▶ Exercise prompt
Take each line below that has "Hosted" and copy it.
#### Excerpted records
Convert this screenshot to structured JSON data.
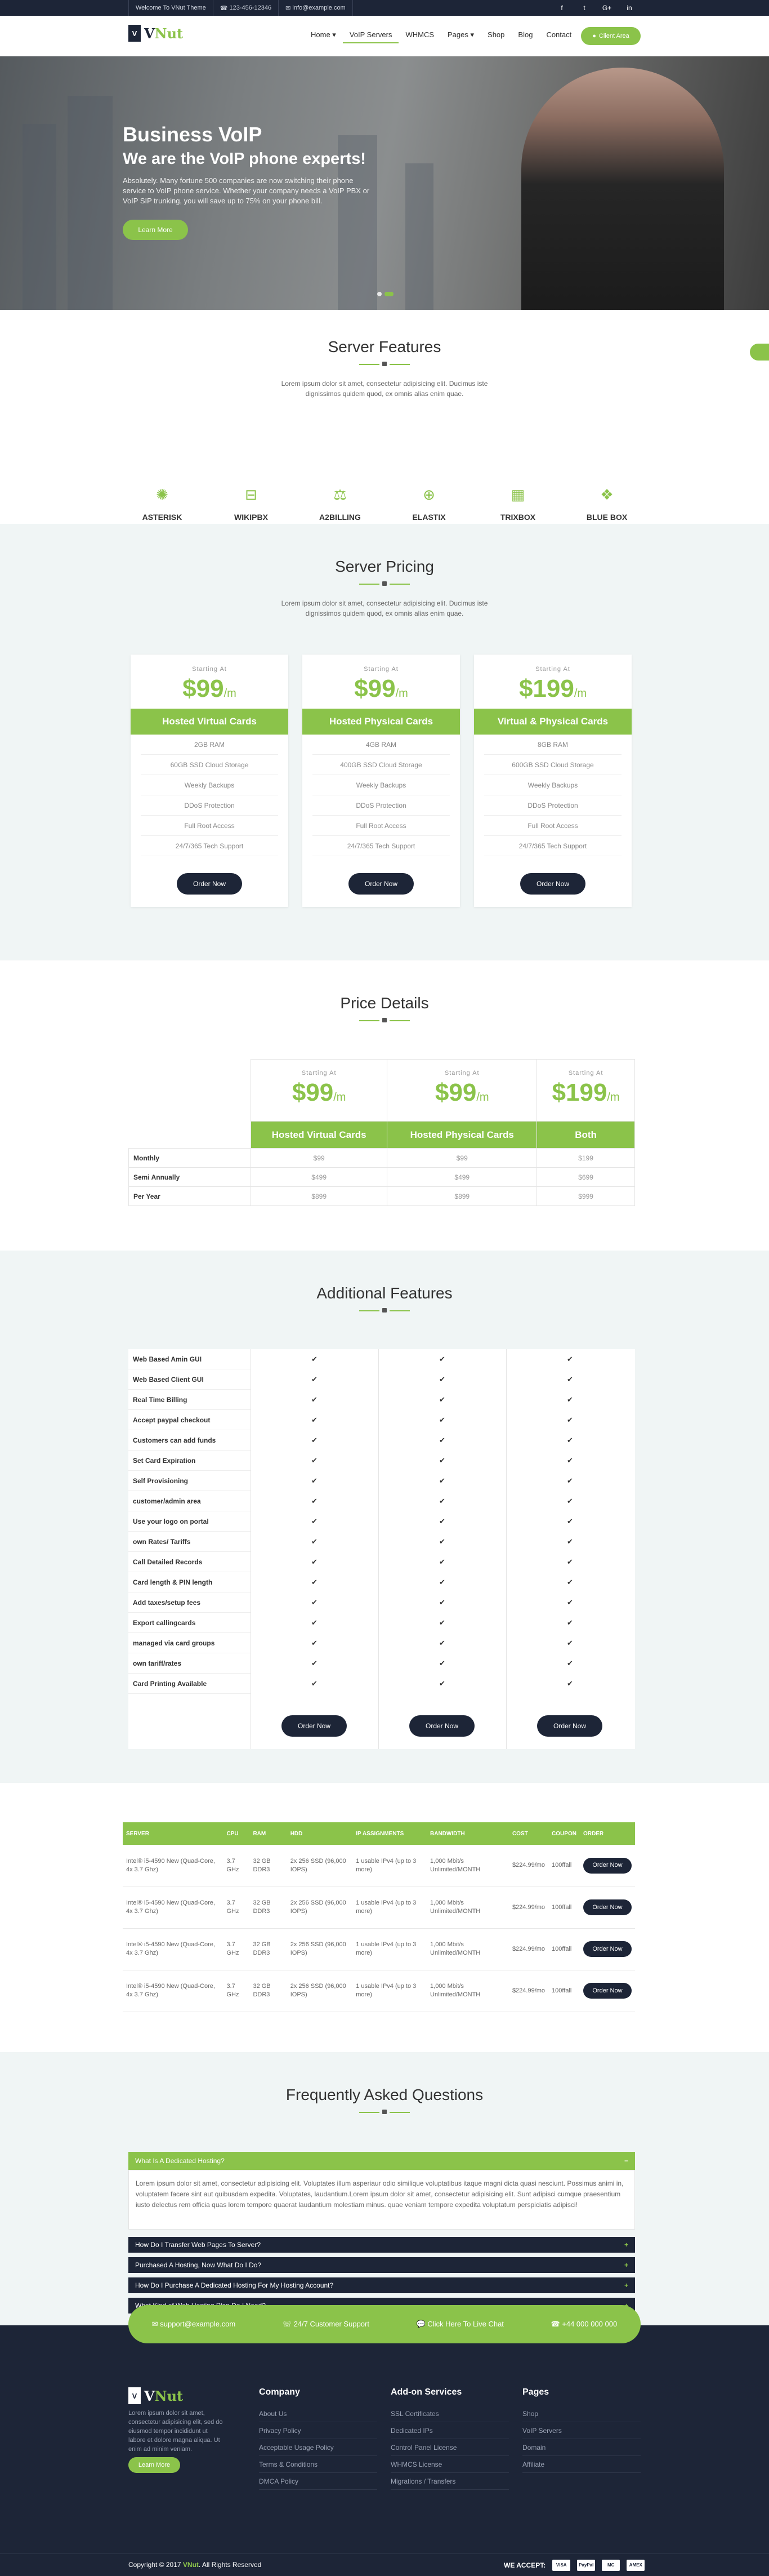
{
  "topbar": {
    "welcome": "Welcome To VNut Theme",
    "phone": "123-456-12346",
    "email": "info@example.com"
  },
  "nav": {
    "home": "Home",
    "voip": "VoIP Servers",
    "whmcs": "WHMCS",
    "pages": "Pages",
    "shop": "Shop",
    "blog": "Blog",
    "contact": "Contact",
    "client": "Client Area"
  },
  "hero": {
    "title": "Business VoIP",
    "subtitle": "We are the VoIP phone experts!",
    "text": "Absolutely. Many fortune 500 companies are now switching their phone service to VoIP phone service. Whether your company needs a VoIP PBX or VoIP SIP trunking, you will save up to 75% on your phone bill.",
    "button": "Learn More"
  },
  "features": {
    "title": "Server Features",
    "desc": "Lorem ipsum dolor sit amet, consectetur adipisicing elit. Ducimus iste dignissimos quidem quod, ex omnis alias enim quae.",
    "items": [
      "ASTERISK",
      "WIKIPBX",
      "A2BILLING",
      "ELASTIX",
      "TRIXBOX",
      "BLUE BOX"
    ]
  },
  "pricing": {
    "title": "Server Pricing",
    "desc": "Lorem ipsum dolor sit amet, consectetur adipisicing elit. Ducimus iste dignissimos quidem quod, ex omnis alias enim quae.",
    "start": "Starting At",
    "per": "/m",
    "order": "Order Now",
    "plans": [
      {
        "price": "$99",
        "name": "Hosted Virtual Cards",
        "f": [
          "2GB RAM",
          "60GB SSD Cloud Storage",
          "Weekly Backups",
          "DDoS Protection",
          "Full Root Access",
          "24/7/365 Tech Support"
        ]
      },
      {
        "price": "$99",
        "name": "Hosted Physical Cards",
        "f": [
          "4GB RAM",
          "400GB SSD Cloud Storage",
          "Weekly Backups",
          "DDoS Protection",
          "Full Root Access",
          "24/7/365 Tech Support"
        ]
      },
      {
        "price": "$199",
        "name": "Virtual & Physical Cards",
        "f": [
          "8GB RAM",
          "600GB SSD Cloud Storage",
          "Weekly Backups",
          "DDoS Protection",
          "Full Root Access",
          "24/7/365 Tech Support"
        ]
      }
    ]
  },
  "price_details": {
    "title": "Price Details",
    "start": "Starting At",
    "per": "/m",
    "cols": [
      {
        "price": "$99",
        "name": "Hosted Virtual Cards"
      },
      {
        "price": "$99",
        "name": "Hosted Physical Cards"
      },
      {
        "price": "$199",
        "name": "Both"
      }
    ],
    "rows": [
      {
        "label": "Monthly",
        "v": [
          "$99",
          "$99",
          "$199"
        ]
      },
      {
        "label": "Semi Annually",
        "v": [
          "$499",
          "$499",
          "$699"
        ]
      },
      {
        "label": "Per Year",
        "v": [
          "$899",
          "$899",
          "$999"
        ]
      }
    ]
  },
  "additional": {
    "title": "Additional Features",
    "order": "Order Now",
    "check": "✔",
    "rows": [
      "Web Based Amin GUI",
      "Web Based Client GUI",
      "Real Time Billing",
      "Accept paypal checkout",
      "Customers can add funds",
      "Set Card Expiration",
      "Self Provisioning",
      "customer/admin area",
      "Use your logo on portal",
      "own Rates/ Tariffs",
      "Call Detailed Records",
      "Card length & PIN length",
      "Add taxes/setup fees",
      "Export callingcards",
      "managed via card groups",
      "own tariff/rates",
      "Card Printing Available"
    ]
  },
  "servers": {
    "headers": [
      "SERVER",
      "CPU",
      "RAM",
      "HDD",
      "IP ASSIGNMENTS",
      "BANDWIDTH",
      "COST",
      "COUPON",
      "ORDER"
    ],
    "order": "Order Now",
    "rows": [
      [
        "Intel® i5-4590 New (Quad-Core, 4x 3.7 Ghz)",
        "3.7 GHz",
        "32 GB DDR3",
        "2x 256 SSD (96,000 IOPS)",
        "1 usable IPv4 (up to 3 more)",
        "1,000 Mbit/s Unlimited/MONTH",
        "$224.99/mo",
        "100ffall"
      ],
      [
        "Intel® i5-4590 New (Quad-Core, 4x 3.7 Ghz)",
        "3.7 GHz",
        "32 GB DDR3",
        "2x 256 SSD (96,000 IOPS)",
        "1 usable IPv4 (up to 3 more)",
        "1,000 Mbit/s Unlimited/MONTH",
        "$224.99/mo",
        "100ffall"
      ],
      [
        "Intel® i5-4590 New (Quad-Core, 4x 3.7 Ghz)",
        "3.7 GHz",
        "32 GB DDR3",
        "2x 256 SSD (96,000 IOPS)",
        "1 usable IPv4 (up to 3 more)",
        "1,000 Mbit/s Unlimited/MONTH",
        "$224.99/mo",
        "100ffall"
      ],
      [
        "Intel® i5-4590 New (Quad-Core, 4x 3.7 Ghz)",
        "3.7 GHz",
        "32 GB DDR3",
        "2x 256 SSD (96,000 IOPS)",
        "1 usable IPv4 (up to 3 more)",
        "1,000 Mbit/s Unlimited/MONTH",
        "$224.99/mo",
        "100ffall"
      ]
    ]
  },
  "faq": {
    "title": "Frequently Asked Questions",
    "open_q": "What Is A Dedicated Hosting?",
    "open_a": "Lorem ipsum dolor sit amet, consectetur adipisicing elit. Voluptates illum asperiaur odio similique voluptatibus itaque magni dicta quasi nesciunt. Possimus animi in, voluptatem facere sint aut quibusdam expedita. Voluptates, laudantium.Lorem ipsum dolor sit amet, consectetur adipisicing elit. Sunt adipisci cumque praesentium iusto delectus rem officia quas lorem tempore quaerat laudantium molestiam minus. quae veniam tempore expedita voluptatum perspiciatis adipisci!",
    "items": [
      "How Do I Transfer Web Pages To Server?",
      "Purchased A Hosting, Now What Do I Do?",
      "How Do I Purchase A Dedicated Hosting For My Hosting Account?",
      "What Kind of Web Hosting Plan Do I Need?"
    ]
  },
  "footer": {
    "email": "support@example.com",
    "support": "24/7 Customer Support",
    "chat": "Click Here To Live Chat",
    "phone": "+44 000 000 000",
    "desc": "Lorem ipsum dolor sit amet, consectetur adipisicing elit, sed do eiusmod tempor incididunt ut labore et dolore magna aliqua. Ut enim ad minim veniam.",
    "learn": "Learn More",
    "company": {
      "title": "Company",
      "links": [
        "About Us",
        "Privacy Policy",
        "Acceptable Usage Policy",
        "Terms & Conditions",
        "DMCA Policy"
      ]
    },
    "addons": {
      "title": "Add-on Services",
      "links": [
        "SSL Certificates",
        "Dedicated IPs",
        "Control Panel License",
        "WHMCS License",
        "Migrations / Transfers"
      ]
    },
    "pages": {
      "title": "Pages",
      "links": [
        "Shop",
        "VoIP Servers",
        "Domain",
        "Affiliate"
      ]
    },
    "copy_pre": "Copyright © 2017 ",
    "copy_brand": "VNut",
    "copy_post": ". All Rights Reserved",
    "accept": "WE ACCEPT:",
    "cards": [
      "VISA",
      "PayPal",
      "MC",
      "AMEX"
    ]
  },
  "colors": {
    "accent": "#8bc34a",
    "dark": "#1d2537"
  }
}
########
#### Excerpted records
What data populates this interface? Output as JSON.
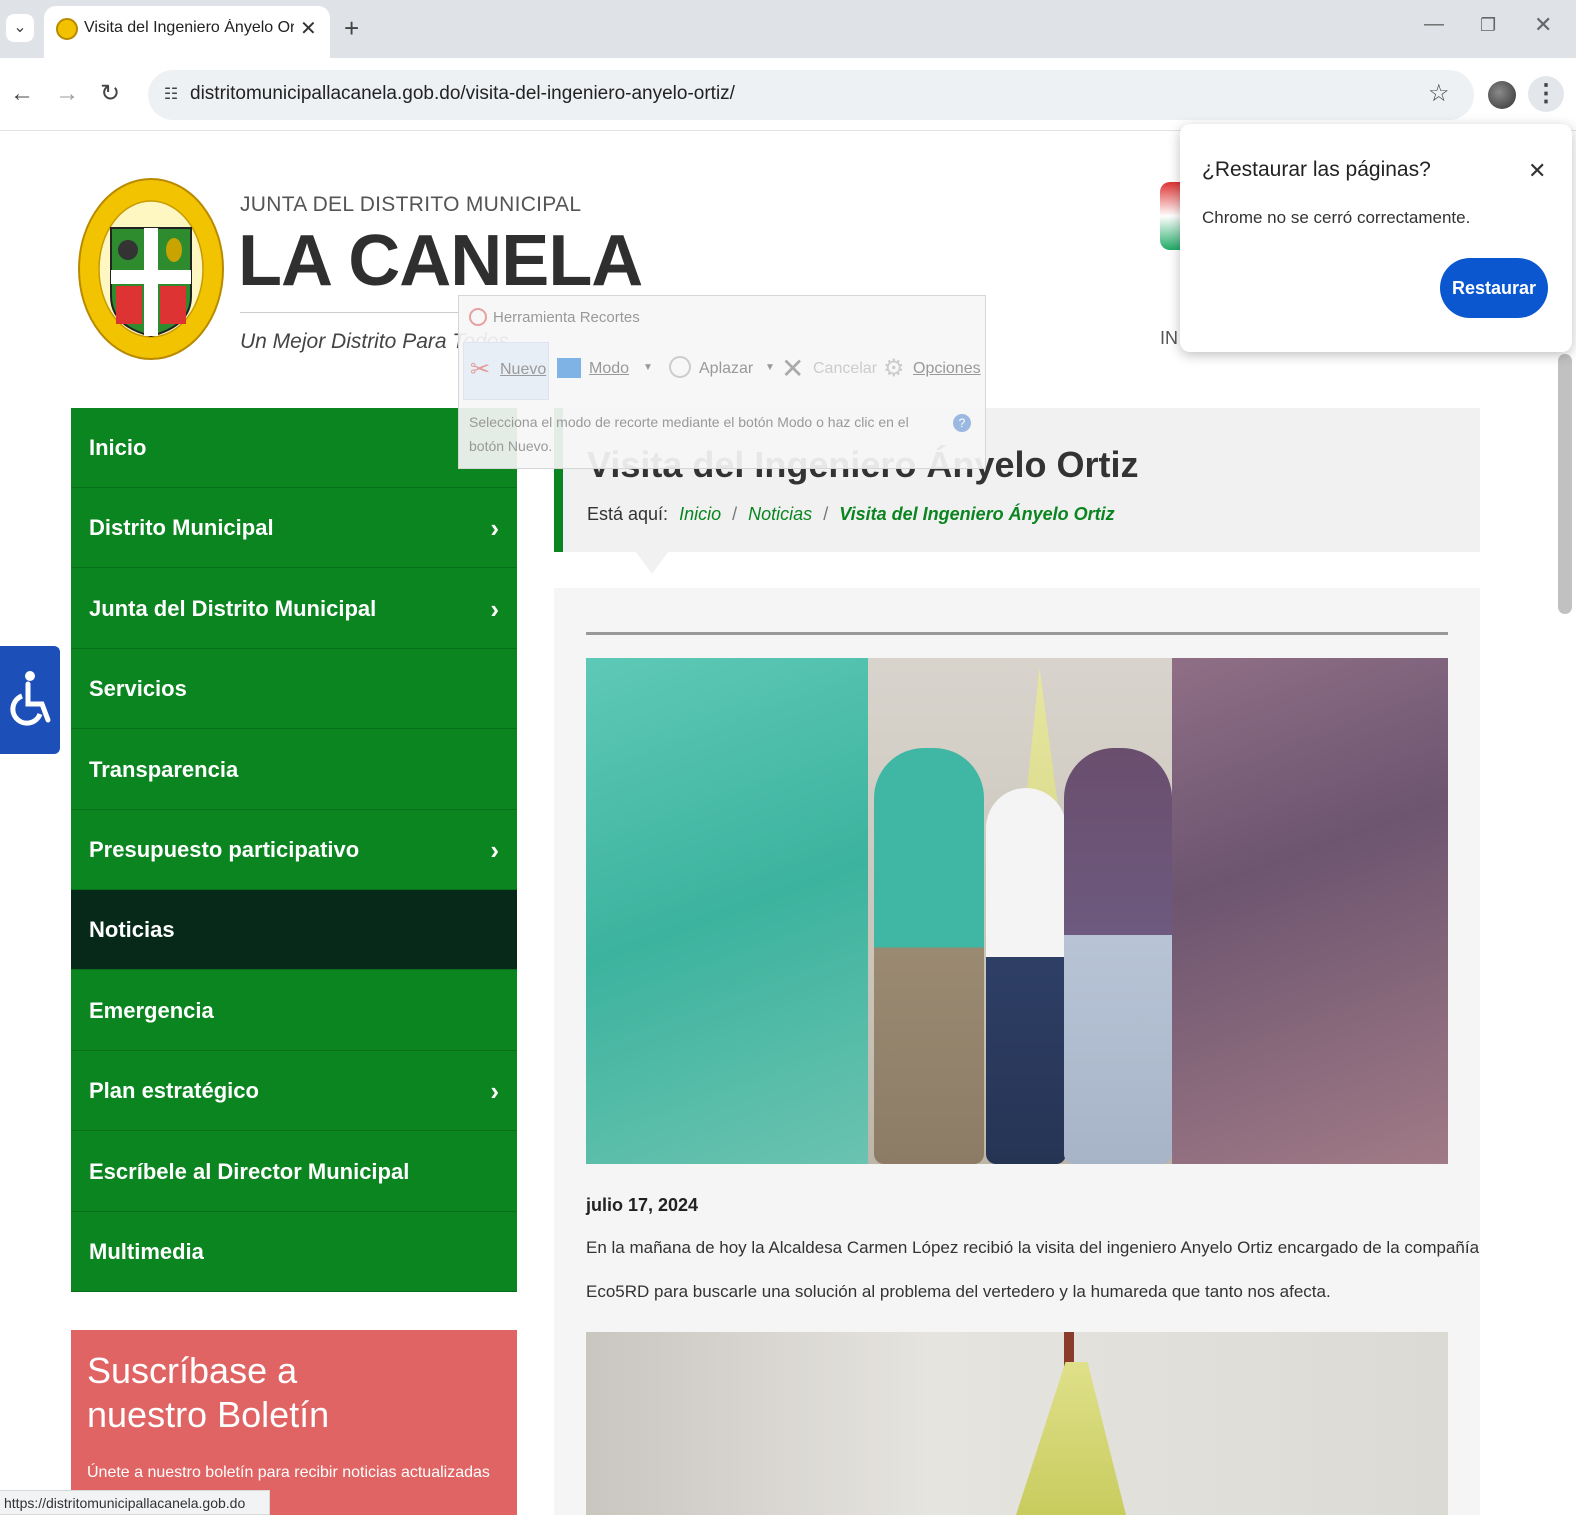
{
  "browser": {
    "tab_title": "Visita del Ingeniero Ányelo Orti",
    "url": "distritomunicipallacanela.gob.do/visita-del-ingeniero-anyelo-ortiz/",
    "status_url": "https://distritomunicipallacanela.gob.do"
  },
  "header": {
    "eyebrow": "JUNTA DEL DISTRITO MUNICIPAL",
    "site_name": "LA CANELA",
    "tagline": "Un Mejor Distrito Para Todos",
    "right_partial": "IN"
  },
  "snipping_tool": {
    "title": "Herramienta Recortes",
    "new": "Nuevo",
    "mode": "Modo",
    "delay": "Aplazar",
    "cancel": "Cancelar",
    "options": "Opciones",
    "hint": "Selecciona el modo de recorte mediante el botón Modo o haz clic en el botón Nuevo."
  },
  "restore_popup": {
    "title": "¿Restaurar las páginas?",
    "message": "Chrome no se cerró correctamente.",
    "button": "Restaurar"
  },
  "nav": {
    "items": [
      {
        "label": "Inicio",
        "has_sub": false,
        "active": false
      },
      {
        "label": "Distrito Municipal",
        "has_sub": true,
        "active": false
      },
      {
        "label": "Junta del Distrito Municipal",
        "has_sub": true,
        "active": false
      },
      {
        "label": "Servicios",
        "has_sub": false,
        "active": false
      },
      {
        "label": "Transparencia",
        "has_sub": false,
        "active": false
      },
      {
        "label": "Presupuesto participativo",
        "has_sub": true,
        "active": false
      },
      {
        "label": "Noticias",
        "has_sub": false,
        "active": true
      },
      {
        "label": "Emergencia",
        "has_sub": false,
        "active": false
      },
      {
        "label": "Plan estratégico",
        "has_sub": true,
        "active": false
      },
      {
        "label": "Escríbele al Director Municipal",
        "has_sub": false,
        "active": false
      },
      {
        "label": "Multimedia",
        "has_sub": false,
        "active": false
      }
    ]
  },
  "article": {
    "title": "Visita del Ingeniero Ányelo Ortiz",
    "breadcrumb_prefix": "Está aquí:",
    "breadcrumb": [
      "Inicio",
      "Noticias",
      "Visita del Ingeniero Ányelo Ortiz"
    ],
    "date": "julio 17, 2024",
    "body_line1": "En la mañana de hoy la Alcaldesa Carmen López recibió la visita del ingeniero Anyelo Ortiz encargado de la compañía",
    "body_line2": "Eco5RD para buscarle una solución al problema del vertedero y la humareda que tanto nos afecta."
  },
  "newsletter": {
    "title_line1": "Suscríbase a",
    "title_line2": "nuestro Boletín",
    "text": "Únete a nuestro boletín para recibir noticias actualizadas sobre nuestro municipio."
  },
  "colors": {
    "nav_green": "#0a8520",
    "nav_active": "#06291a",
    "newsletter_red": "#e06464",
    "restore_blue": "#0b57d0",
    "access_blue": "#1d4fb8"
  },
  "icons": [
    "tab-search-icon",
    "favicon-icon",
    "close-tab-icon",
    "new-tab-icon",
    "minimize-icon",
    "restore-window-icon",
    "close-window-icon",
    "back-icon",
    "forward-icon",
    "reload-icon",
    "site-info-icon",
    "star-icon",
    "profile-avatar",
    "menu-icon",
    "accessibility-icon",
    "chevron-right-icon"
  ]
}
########
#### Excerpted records
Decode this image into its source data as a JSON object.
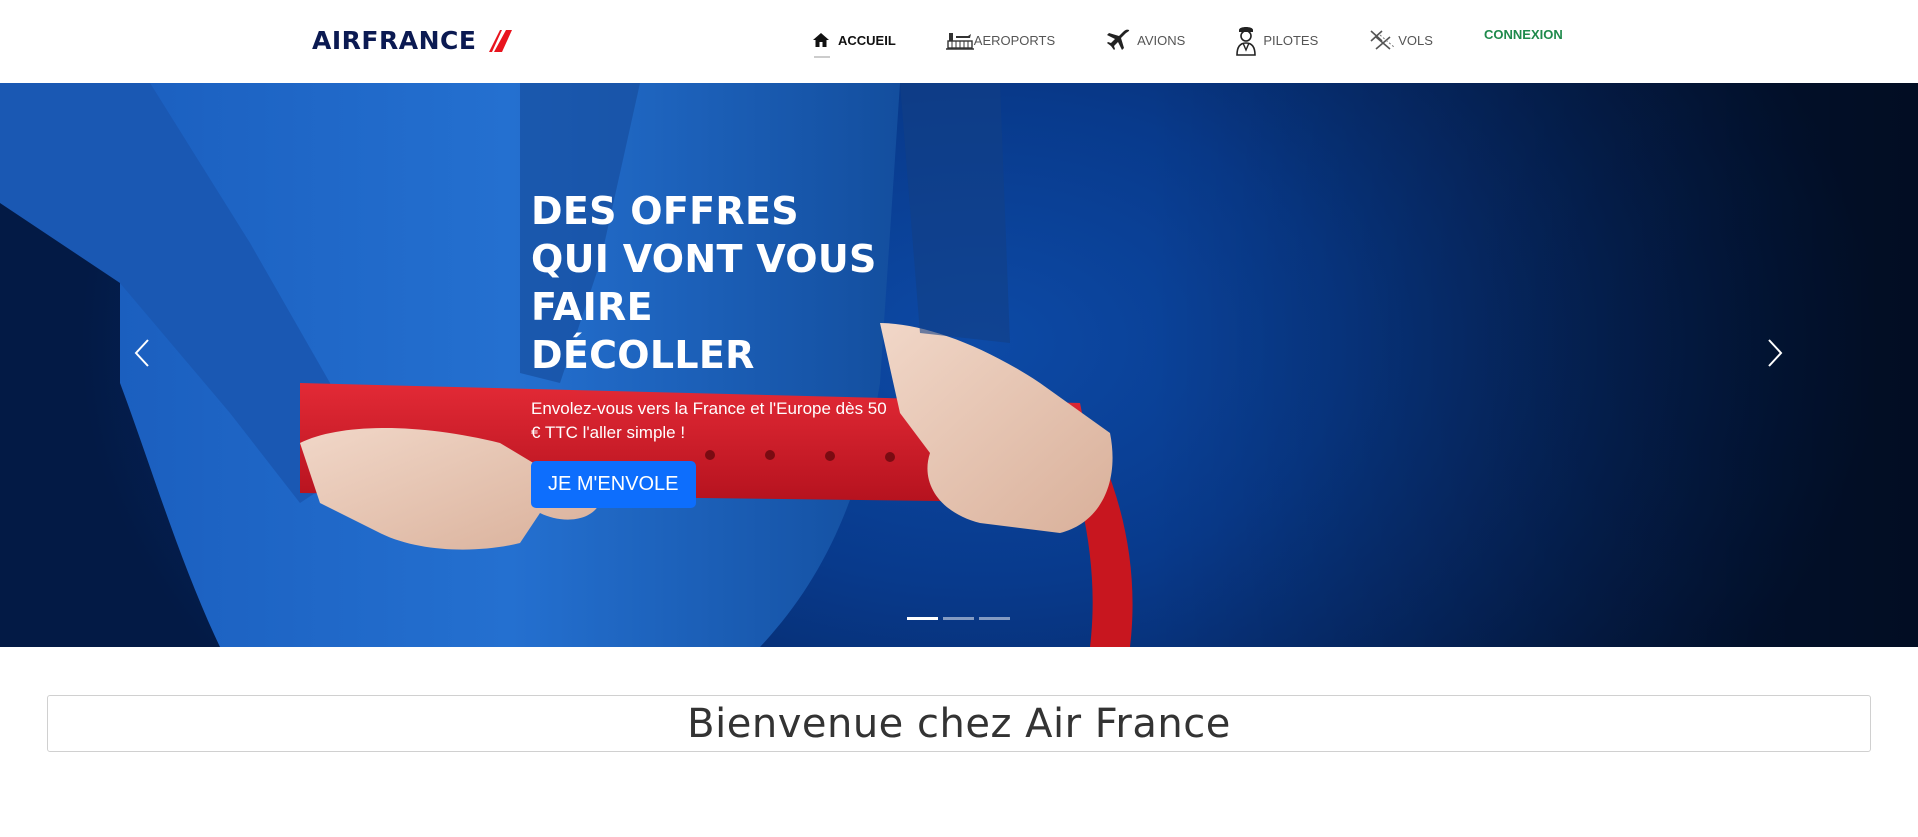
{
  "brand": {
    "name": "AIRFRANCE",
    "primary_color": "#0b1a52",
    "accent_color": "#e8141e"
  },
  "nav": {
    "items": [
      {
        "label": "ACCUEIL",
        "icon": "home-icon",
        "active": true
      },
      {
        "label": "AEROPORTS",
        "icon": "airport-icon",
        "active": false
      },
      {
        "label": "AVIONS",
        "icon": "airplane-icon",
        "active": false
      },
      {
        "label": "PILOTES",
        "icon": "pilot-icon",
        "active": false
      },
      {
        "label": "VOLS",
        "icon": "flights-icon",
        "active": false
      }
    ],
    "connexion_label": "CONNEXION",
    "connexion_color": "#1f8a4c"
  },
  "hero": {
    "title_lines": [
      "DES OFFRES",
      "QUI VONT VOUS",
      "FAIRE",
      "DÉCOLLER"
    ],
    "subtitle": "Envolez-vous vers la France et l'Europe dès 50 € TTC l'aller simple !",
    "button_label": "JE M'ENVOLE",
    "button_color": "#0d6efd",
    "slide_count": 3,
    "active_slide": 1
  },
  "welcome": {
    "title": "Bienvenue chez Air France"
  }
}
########
▶ Finished exercise
        "name": "Hosted Virtual Cards",
        "name": "Hosted Physical Cards",
        "name": "Hosted Virtual Cards"
        "name": "Hosted Physical Cards"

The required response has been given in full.